§ **Interface dataset entries**
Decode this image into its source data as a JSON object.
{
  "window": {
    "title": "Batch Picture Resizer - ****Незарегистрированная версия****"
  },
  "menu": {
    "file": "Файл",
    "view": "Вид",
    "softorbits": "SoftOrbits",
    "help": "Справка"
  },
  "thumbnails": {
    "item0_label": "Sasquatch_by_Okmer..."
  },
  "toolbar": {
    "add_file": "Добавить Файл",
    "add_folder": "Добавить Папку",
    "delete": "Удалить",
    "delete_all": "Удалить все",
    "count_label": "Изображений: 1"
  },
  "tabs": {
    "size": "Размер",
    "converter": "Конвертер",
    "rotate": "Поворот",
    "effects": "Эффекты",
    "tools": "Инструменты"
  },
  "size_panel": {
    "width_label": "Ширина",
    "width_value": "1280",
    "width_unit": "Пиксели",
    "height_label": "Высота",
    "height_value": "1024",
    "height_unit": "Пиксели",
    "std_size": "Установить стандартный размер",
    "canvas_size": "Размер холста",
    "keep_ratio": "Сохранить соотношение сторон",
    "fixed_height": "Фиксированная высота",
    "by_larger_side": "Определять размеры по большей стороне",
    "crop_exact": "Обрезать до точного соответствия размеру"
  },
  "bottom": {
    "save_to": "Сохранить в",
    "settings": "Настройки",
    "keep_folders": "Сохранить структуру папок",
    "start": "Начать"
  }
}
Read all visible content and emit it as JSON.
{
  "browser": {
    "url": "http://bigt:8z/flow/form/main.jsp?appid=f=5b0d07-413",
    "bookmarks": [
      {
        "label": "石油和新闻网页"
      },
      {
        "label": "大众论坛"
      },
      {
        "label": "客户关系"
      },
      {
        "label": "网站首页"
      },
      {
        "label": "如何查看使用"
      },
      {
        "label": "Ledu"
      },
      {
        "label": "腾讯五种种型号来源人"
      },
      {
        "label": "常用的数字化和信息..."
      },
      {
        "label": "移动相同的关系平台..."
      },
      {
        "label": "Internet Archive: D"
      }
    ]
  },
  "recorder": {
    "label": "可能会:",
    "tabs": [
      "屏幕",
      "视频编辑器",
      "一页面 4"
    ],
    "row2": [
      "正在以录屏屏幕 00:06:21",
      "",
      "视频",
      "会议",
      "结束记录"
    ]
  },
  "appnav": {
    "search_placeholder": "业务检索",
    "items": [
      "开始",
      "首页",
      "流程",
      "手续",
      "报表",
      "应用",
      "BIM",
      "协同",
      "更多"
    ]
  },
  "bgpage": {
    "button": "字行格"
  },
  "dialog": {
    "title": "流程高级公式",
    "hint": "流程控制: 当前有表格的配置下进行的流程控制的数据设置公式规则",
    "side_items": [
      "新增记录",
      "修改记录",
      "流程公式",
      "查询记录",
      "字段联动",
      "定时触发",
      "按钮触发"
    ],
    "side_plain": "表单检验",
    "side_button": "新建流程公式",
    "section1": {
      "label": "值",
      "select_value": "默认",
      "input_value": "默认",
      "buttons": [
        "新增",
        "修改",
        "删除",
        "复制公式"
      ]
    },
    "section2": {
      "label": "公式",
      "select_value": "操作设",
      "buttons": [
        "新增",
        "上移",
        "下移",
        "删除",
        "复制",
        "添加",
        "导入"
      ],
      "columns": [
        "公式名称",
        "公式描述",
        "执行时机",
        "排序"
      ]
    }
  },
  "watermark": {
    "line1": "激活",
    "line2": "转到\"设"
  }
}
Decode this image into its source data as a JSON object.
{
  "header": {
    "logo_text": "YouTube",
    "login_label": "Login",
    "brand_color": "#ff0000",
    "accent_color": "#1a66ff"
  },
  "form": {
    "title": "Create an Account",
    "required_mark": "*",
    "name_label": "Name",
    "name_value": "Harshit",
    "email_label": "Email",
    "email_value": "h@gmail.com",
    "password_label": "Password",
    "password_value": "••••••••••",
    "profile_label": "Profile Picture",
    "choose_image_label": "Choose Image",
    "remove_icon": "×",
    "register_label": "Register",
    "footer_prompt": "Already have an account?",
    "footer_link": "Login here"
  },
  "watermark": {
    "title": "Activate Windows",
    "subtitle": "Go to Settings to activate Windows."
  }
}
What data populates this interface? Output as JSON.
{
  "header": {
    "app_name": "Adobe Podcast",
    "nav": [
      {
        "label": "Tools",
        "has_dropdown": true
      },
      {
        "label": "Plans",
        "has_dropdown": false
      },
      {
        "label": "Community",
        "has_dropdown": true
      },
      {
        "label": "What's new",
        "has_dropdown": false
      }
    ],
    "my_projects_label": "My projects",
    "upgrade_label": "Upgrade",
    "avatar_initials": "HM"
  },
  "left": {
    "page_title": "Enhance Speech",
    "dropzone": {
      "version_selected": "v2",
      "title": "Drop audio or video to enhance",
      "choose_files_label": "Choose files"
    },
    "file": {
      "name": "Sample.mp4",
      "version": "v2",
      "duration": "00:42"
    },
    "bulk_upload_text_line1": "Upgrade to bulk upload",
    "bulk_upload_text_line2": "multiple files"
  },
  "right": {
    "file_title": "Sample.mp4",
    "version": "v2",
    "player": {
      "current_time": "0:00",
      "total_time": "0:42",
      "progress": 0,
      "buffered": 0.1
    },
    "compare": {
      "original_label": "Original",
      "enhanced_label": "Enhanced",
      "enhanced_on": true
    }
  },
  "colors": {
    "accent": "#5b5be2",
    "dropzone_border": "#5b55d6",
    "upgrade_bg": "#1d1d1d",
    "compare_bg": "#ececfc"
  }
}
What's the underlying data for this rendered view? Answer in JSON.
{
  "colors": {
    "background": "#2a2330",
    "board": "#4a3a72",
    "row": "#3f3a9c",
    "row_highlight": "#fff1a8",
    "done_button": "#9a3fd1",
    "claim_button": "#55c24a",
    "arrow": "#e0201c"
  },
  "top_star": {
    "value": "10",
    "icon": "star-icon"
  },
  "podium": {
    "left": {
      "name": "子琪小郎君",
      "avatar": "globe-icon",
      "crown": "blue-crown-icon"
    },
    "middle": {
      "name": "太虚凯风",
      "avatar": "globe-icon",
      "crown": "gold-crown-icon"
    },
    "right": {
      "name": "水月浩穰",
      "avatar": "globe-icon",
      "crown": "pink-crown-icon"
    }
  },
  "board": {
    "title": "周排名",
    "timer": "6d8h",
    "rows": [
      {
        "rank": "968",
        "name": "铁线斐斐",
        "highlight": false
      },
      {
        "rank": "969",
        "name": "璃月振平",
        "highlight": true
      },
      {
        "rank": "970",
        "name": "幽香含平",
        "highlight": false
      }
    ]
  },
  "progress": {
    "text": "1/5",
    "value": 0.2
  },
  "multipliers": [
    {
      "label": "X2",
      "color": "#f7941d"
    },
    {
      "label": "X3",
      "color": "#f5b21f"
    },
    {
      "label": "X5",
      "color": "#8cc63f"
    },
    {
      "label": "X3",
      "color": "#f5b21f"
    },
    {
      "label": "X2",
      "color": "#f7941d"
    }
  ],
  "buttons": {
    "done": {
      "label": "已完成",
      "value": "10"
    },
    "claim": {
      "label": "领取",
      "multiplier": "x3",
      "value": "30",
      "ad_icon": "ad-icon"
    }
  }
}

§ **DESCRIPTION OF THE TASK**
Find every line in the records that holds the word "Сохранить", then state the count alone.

§ **EXPECTED OUTPUT**
3